--- ENTRIES SUPPLIED Enclosed Below ---
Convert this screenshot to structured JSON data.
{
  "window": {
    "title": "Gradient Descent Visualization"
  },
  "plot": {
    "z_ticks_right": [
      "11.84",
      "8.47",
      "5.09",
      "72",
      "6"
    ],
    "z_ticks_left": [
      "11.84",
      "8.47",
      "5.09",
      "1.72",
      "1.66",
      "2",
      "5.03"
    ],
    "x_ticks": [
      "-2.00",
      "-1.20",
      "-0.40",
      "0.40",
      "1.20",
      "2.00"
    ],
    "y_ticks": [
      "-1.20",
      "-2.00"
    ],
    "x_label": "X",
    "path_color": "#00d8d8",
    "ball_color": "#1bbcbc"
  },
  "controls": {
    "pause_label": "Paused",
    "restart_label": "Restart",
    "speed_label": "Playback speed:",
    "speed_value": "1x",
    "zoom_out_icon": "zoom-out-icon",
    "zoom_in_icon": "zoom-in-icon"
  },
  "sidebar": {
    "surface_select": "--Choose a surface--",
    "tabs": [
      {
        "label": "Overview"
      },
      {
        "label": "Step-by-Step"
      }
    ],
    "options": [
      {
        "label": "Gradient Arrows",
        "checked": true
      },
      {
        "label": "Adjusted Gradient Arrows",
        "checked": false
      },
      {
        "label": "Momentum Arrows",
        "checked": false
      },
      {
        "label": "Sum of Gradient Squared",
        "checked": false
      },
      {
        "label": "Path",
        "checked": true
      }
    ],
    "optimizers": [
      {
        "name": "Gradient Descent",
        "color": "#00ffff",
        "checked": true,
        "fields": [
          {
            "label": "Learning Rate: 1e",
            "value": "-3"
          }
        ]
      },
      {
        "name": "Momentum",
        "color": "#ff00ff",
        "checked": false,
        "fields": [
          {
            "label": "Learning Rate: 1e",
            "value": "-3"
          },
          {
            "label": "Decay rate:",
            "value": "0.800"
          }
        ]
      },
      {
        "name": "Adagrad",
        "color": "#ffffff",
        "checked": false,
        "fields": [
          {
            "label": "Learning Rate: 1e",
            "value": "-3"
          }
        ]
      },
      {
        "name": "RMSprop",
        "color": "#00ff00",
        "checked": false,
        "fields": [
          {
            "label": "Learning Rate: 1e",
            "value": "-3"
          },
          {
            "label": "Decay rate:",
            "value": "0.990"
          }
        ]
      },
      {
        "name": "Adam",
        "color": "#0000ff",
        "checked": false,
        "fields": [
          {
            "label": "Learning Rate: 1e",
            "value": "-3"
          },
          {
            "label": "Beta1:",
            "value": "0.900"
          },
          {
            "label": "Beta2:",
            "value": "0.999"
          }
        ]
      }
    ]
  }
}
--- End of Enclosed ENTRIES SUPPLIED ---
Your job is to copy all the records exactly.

Convert this screenshot to structured JSON data.
{
  "window": {
    "title": "Gradient Descent Visualization"
  },
  "plot": {
    "z_ticks_right": [
      "11.84",
      "8.47",
      "5.09",
      "72",
      "6"
    ],
    "z_ticks_left": [
      "11.84",
      "8.47",
      "5.09",
      "1.72",
      "1.66",
      "2",
      "5.03"
    ],
    "x_ticks": [
      "-2.00",
      "-1.20",
      "-0.40",
      "0.40",
      "1.20",
      "2.00"
    ],
    "y_ticks": [
      "-1.20",
      "-2.00"
    ],
    "x_label": "X",
    "path_color": "#00d8d8",
    "ball_color": "#1bbcbc"
  },
  "controls": {
    "pause_label": "Paused",
    "restart_label": "Restart",
    "speed_label": "Playback speed:",
    "speed_value": "1x",
    "zoom_out_icon": "zoom-out-icon",
    "zoom_in_icon": "zoom-in-icon"
  },
  "sidebar": {
    "surface_select": "--Choose a surface--",
    "tabs": [
      {
        "label": "Overview"
      },
      {
        "label": "Step-by-Step"
      }
    ],
    "options": [
      {
        "label": "Gradient Arrows",
        "checked": true
      },
      {
        "label": "Adjusted Gradient Arrows",
        "checked": false
      },
      {
        "label": "Momentum Arrows",
        "checked": false
      },
      {
        "label": "Sum of Gradient Squared",
        "checked": false
      },
      {
        "label": "Path",
        "checked": true
      }
    ],
    "optimizers": [
      {
        "name": "Gradient Descent",
        "color": "#00ffff",
        "checked": true,
        "fields": [
          {
            "label": "Learning Rate: 1e",
            "value": "-3"
          }
        ]
      },
      {
        "name": "Momentum",
        "color": "#ff00ff",
        "checked": false,
        "fields": [
          {
            "label": "Learning Rate: 1e",
            "value": "-3"
          },
          {
            "label": "Decay rate:",
            "value": "0.800"
          }
        ]
      },
      {
        "name": "Adagrad",
        "color": "#ffffff",
        "checked": false,
        "fields": [
          {
            "label": "Learning Rate: 1e",
            "value": "-3"
          }
        ]
      },
      {
        "name": "RMSprop",
        "color": "#00ff00",
        "checked": false,
        "fields": [
          {
            "label": "Learning Rate: 1e",
            "value": "-3"
          },
          {
            "label": "Decay rate:",
            "value": "0.990"
          }
        ]
      },
      {
        "name": "Adam",
        "color": "#0000ff",
        "checked": false,
        "fields": [
          {
            "label": "Learning Rate: 1e",
            "value": "-3"
          },
          {
            "label": "Beta1:",
            "value": "0.900"
          },
          {
            "label": "Beta2:",
            "value": "0.999"
          }
        ]
      }
    ]
  }
}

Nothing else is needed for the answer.